The use of this oil is especially recommended for people with very rich diets in carnivorous foods, rich in saturated fats and cholesterol, such as sausages, red meat and butter.
However, it is possible that the strong taste displeases some, so it is important to note that a cholesterol diet allows the use of other equally healthy oils. Among them, we highlight: corn germ oil, soybean oil, grape oil, wheat germ oil.
* More information: Diet for cholesterol.
Safflower for weight loss
Because of its content in conjugated linoleic acid (CLA), safflower oil is also used in weight loss diets to regulate appetite. * More information: Safflower oil for weight loss.
Safflower for arteriosclerosis
Due to the richness of unsaturated fats in safflower oil, it is indicated to help prevent hardening of the arteries and treat arteriosclerosis.
Other medicinal properties of safflower
- Antioxidant: Safflower leaves have been studied for their high flavonoid content, which makes this vegetable a source of natural antioxidants. This type of vegetable was consumed in some rural areas in ancient times, although its current consumption is limited to the areas where it is grown.
- Dysmenorrhea: the decoction of safflower flowers and seeds is an emmenagogue remedy against lack of menstruation and against menstrual pain, favors the flow of the period, has an anti-inflammatory effect and is slightly sedative, due to its content in caryophyllene and limonene. It also contains tracheloside, a lignan glycoside with antiestrogenic effect (Decoction of 15g. of safflower flowers and 5g. of seeds in 500ml. of water, up to 3 times a day).
Safflower as food
- Its flowers are used in stews and in food or vegetable dishes. They are rich in mucilage, add flavor and color to the plants, being an archaic substitute for saffron.
- The upper leaves of the plant are cooked like spinach. They are a good source of fiber, and also have laxative properties. This delicacy is consumed mostly in Pakistan. Before harvesting the leaves, ensure that the plant has not been contaminated by pesticides, herbicides, animals, etc.
- The seeds are roasted and edible, although in small quantities (due to their purgative effect).
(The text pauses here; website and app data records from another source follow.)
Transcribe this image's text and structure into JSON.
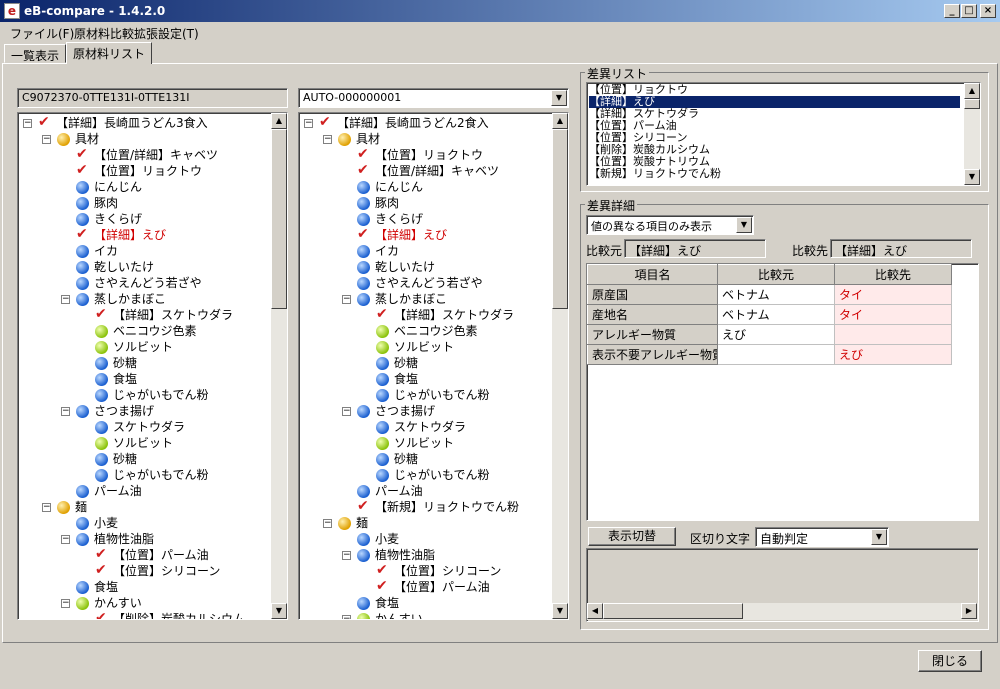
{
  "window": {
    "title": "eB-compare - 1.4.2.0",
    "icon": "e"
  },
  "menu": [
    "ファイル(F)",
    "原材料比較拡張設定(T)"
  ],
  "tabs": [
    "一覧表示",
    "原材料リスト"
  ],
  "left": {
    "id": "C9072370-0TTE131I-0TTE131I",
    "tree": [
      {
        "d": 0,
        "exp": "-",
        "icon": "check",
        "label": "【詳細】長崎皿うどん3食入"
      },
      {
        "d": 1,
        "exp": "-",
        "icon": "orange",
        "label": "具材"
      },
      {
        "d": 2,
        "icon": "check",
        "label": "【位置/詳細】キャベツ"
      },
      {
        "d": 2,
        "icon": "check",
        "label": "【位置】リョクトウ"
      },
      {
        "d": 2,
        "icon": "blue",
        "label": "にんじん"
      },
      {
        "d": 2,
        "icon": "blue",
        "label": "豚肉"
      },
      {
        "d": 2,
        "icon": "blue",
        "label": "きくらげ"
      },
      {
        "d": 2,
        "icon": "check",
        "label": "【詳細】えび",
        "red": true
      },
      {
        "d": 2,
        "icon": "blue",
        "label": "イカ"
      },
      {
        "d": 2,
        "icon": "blue",
        "label": "乾しいたけ"
      },
      {
        "d": 2,
        "icon": "blue",
        "label": "さやえんどう若ざや"
      },
      {
        "d": 2,
        "exp": "-",
        "icon": "blue",
        "label": "蒸しかまぼこ"
      },
      {
        "d": 3,
        "icon": "check",
        "label": "【詳細】スケトウダラ"
      },
      {
        "d": 3,
        "icon": "green",
        "label": "ベニコウジ色素"
      },
      {
        "d": 3,
        "icon": "green",
        "label": "ソルビット"
      },
      {
        "d": 3,
        "icon": "blue",
        "label": "砂糖"
      },
      {
        "d": 3,
        "icon": "blue",
        "label": "食塩"
      },
      {
        "d": 3,
        "icon": "blue",
        "label": "じゃがいもでん粉"
      },
      {
        "d": 2,
        "exp": "-",
        "icon": "blue",
        "label": "さつま揚げ"
      },
      {
        "d": 3,
        "icon": "blue",
        "label": "スケトウダラ"
      },
      {
        "d": 3,
        "icon": "green",
        "label": "ソルビット"
      },
      {
        "d": 3,
        "icon": "blue",
        "label": "砂糖"
      },
      {
        "d": 3,
        "icon": "blue",
        "label": "じゃがいもでん粉"
      },
      {
        "d": 2,
        "icon": "blue",
        "label": "パーム油"
      },
      {
        "d": 1,
        "exp": "-",
        "icon": "orange",
        "label": "麺"
      },
      {
        "d": 2,
        "icon": "blue",
        "label": "小麦"
      },
      {
        "d": 2,
        "exp": "-",
        "icon": "blue",
        "label": "植物性油脂"
      },
      {
        "d": 3,
        "icon": "check",
        "label": "【位置】パーム油"
      },
      {
        "d": 3,
        "icon": "check",
        "label": "【位置】シリコーン"
      },
      {
        "d": 2,
        "icon": "blue",
        "label": "食塩"
      },
      {
        "d": 2,
        "exp": "-",
        "icon": "green",
        "label": "かんすい"
      },
      {
        "d": 3,
        "icon": "check",
        "label": "【削除】炭酸カルシウム"
      }
    ]
  },
  "right": {
    "combo": "AUTO-000000001",
    "tree": [
      {
        "d": 0,
        "exp": "-",
        "icon": "check",
        "label": "【詳細】長崎皿うどん2食入"
      },
      {
        "d": 1,
        "exp": "-",
        "icon": "orange",
        "label": "具材"
      },
      {
        "d": 2,
        "icon": "check",
        "label": "【位置】リョクトウ"
      },
      {
        "d": 2,
        "icon": "check",
        "label": "【位置/詳細】キャベツ"
      },
      {
        "d": 2,
        "icon": "blue",
        "label": "にんじん"
      },
      {
        "d": 2,
        "icon": "blue",
        "label": "豚肉"
      },
      {
        "d": 2,
        "icon": "blue",
        "label": "きくらげ"
      },
      {
        "d": 2,
        "icon": "check",
        "label": "【詳細】えび",
        "red": true
      },
      {
        "d": 2,
        "icon": "blue",
        "label": "イカ"
      },
      {
        "d": 2,
        "icon": "blue",
        "label": "乾しいたけ"
      },
      {
        "d": 2,
        "icon": "blue",
        "label": "さやえんどう若ざや"
      },
      {
        "d": 2,
        "exp": "-",
        "icon": "blue",
        "label": "蒸しかまぼこ"
      },
      {
        "d": 3,
        "icon": "check",
        "label": "【詳細】スケトウダラ"
      },
      {
        "d": 3,
        "icon": "green",
        "label": "ベニコウジ色素"
      },
      {
        "d": 3,
        "icon": "green",
        "label": "ソルビット"
      },
      {
        "d": 3,
        "icon": "blue",
        "label": "砂糖"
      },
      {
        "d": 3,
        "icon": "blue",
        "label": "食塩"
      },
      {
        "d": 3,
        "icon": "blue",
        "label": "じゃがいもでん粉"
      },
      {
        "d": 2,
        "exp": "-",
        "icon": "blue",
        "label": "さつま揚げ"
      },
      {
        "d": 3,
        "icon": "blue",
        "label": "スケトウダラ"
      },
      {
        "d": 3,
        "icon": "green",
        "label": "ソルビット"
      },
      {
        "d": 3,
        "icon": "blue",
        "label": "砂糖"
      },
      {
        "d": 3,
        "icon": "blue",
        "label": "じゃがいもでん粉"
      },
      {
        "d": 2,
        "icon": "blue",
        "label": "パーム油"
      },
      {
        "d": 2,
        "icon": "check",
        "label": "【新規】リョクトウでん粉"
      },
      {
        "d": 1,
        "exp": "-",
        "icon": "orange",
        "label": "麺"
      },
      {
        "d": 2,
        "icon": "blue",
        "label": "小麦"
      },
      {
        "d": 2,
        "exp": "-",
        "icon": "blue",
        "label": "植物性油脂"
      },
      {
        "d": 3,
        "icon": "check",
        "label": "【位置】シリコーン"
      },
      {
        "d": 3,
        "icon": "check",
        "label": "【位置】パーム油"
      },
      {
        "d": 2,
        "icon": "blue",
        "label": "食塩"
      },
      {
        "d": 2,
        "exp": "-",
        "icon": "green",
        "label": "かんすい"
      }
    ]
  },
  "diff_list": {
    "title": "差異リスト",
    "items": [
      "【位置】リョクトウ",
      "【詳細】えび",
      "【詳細】スケトウダラ",
      "【位置】パーム油",
      "【位置】シリコーン",
      "【削除】炭酸カルシウム",
      "【位置】炭酸ナトリウム",
      "【新規】リョクトウでん粉"
    ],
    "selected": 1
  },
  "diff_detail": {
    "title": "差異詳細",
    "filter": "値の異なる項目のみ表示",
    "source_label": "比較元",
    "source_value": "【詳細】えび",
    "target_label": "比較先",
    "target_value": "【詳細】えび",
    "columns": [
      "項目名",
      "比較元",
      "比較先"
    ],
    "rows": [
      {
        "name": "原産国",
        "src": "ベトナム",
        "dst": "タイ"
      },
      {
        "name": "産地名",
        "src": "ベトナム",
        "dst": "タイ"
      },
      {
        "name": "アレルギー物質",
        "src": "えび",
        "dst": ""
      },
      {
        "name": "表示不要アレルギー物質",
        "src": "",
        "dst": "えび"
      }
    ]
  },
  "bottom_bar": {
    "toggle_label": "表示切替",
    "delimiter_label": "区切り文字",
    "delimiter_value": "自動判定"
  },
  "close_button": "閉じる"
}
- The oil is used in food, preferably raw for dressing, and in small quantities. For example, in Japan they use it to cook tempura (breaded vegetables), although the use of this oil in fried foods is not recommended.
Dosage: Dose and way of taking safflower
– Decoction: flowers are used. 20g decoction of dried flowers in 200ml. of water. Up to 2 cups a day. Indicated in febrile states. Contraindicated in pregnancy.
– Oil: 1 tablespoon (10-15g.) It must be taken on an empty stomach. Indicated as a purgative remedy and for constipation. To prevent arteriosclerosis and help lower cholesterol.
Is safflower a safe product?
The flowers have abortive effect. Safflower has a number of important contraindications, among which its interaction with medications for hypertension, anticoagulants or thrombosis drugs stands out. See Safflower contraindications in the listing below.
More information on safflower and safflower oil
1 December, 2020